App and web page records:
--- START ---
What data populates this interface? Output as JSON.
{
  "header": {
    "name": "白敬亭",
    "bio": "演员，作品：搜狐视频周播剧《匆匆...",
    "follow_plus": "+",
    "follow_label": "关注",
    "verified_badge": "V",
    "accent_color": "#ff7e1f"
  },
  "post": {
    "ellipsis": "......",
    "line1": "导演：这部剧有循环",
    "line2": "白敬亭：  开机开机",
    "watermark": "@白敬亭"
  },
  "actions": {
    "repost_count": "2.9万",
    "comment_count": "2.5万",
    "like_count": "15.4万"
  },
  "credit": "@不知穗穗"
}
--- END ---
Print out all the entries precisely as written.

● **Exercise answer**
What data populates this interface? Output as JSON.
{
  "header": {
    "name": "白敬亭",
    "bio": "演员，作品：搜狐视频周播剧《匆匆...",
    "follow_plus": "+",
    "follow_label": "关注",
    "verified_badge": "V",
    "accent_color": "#ff7e1f"
  },
  "post": {
    "ellipsis": "......",
    "line1": "导演：这部剧有循环",
    "line2": "白敬亭：  开机开机",
    "watermark": "@白敬亭"
  },
  "actions": {
    "repost_count": "2.9万",
    "comment_count": "2.5万",
    "like_count": "15.4万"
  },
  "credit": "@不知穗穗"
}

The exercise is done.